I've just released the latest update to BrainWorks implementing the fixes I talked about a few weeks ago. Basically there's a much more sophisticated algorithm for tracking and estimating how likely a bot is to shoot a weapon in a given situation. You can download them using the links on the right if you're interested in trying it out. Let me know what you think!
Related to this, I've been thinking about the question of when software is done. In some sense I still stand by my answer in The Attitude of the Knife, which is "when you say it is". The flip side is that as long as you still have ideas and commitment, there's always room for continual improvement. For a simple program meant to meet a specific purpose, such as reading your email, there comes a point where there isn't much more room for feature development. Artificial intelligence isn't like that though. To this day, researchers are still trying to figure out how different areas of the human brain work. And contrary to popular opinion, humans are not the end of evolution. The human brain itself continues to refine and advance itself through generations.
I believe the line dividing things that can be finished and things that cannot is the line of self reference. When the problem is best solved by something that can analyze and correct its own mistakes, a whole new field of issues apply. For an in depth explanation of why this is, I highly recommend the second of three books that influenced my mental framework for understanding the world. That book is Godel, Escher, Bach: The Eternal Golden Braid, and it is about the nature of intelligence. Very roughly paraphrased, the book talks about the mathematical theorem known as Godel's Incompleteness Theorem, which says that any system capable of describing itself can describe statements that are true but unprovable. Originally the theorem was discovered in attempts to work out some issues in Principia Mathematica, an attempt to derive all mathematical truths from first principles. However, the incompleteness theorem sheds unanticipated insights on the areas of philosophy and by extension the nature of thought and intelligence.
Viewed in the context of intelligence, you could conclude that there are things which an intelligent person would do, but there is no describable algorithm that could conclude what those things are. Perhaps this represents acts of creativity, intuition and insight. Or perhaps those things are describable, but other things are not.
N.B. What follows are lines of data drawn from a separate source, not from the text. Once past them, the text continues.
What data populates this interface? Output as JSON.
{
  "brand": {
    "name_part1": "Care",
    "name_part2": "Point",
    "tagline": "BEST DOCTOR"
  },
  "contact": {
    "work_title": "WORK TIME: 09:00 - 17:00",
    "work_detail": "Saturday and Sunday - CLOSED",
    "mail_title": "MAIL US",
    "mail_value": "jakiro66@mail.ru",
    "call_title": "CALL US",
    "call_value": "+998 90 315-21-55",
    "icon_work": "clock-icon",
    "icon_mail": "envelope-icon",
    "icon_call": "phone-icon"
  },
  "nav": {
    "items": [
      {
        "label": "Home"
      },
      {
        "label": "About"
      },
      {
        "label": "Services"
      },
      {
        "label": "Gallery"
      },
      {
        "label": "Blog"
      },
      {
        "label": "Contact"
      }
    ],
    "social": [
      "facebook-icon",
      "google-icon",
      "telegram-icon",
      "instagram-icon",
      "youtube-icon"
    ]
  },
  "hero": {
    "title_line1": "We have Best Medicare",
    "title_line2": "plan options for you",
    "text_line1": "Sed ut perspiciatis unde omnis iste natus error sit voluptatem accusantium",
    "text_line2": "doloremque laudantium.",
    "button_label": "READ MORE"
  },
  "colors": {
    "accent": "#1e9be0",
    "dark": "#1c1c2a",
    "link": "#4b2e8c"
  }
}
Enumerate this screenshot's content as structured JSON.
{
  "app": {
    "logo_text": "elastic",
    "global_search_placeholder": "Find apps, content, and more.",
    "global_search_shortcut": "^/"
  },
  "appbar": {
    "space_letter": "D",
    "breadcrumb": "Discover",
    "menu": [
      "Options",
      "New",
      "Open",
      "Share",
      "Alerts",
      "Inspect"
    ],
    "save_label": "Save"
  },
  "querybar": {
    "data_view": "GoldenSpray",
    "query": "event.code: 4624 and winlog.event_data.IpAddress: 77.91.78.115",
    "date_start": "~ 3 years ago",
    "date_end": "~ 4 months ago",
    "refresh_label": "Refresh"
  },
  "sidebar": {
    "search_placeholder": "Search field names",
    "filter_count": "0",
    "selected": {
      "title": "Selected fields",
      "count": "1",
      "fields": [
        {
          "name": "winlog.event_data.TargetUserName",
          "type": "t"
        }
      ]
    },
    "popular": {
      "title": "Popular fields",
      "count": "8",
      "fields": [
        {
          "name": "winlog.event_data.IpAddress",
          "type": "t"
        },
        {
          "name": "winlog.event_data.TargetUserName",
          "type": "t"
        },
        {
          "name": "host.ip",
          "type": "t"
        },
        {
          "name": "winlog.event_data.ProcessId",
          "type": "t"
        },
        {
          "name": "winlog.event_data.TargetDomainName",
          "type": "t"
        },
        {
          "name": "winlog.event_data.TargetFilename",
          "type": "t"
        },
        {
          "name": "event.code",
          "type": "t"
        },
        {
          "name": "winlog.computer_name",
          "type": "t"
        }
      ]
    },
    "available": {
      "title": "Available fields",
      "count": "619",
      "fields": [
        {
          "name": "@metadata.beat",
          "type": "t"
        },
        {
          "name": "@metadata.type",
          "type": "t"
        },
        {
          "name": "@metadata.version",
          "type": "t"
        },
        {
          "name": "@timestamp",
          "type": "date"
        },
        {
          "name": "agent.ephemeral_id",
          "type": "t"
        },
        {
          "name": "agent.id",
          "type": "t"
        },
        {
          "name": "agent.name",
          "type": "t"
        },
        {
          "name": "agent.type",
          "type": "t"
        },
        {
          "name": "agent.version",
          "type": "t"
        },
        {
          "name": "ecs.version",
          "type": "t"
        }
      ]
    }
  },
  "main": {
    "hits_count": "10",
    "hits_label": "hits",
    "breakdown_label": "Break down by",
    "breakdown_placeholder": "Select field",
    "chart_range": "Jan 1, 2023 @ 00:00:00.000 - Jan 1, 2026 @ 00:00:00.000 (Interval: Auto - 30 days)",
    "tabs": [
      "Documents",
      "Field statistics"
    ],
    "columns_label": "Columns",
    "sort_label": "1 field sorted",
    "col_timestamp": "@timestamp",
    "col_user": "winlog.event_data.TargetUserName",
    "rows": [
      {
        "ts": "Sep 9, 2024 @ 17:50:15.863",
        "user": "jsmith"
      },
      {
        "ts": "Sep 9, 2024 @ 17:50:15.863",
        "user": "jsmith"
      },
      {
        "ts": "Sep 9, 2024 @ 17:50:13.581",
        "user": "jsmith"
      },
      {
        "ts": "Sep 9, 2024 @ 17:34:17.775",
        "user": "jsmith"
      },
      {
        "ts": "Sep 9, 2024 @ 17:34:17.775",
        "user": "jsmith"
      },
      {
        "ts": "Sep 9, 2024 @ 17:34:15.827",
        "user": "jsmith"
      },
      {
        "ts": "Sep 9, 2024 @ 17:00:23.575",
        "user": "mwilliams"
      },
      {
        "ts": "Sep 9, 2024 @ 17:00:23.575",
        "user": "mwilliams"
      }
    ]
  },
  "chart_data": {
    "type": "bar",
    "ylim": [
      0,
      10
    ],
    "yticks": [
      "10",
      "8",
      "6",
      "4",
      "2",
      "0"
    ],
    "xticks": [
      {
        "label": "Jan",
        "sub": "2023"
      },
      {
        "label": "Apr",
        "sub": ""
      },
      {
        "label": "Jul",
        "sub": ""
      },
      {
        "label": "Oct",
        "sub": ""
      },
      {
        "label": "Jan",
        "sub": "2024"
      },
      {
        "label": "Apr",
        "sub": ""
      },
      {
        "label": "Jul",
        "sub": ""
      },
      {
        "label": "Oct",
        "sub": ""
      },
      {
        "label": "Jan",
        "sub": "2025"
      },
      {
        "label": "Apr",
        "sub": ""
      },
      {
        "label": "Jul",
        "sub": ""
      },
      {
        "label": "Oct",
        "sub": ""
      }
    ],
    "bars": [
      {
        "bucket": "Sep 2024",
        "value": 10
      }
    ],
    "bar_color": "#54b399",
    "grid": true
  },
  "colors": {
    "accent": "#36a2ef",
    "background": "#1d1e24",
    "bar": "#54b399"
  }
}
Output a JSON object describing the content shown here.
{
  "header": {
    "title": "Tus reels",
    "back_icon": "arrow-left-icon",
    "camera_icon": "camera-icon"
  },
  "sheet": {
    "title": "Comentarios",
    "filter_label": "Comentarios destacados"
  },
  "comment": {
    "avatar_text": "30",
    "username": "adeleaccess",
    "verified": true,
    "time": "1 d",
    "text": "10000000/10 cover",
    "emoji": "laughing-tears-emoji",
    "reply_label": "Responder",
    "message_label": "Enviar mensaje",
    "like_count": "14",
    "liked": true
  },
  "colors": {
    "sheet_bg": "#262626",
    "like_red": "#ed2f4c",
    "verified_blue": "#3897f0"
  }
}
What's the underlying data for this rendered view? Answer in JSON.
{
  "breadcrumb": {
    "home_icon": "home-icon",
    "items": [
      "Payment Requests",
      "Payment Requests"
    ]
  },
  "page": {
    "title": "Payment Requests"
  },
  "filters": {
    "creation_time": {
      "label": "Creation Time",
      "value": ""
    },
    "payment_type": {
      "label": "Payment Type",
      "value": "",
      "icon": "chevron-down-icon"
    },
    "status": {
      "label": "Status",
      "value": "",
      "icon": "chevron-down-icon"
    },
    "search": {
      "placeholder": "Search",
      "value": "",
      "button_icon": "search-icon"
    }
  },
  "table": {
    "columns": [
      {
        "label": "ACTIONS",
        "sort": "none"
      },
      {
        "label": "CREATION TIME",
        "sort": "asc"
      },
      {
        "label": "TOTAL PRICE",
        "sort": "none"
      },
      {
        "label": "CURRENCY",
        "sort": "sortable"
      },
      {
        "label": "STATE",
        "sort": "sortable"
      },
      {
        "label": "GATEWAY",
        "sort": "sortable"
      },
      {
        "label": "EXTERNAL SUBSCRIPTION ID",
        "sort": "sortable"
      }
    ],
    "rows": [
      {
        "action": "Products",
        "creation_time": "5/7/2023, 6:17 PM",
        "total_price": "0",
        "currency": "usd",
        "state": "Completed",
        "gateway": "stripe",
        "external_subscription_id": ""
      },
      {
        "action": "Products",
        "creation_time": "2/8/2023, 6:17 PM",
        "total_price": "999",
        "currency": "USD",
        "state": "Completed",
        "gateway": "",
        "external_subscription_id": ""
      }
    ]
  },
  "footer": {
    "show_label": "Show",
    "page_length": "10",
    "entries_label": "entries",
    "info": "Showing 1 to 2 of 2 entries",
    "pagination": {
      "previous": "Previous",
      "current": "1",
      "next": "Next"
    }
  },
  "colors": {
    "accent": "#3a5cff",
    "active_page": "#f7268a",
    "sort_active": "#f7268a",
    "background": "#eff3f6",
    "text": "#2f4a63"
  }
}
Applied to Artificial Intelligence, it means that there are some aspects of AI that we cannot solve; we can only approximate. And there's always room for better approximations. This is the real that AI development can last forever. You're never really done. At least not until you say you are.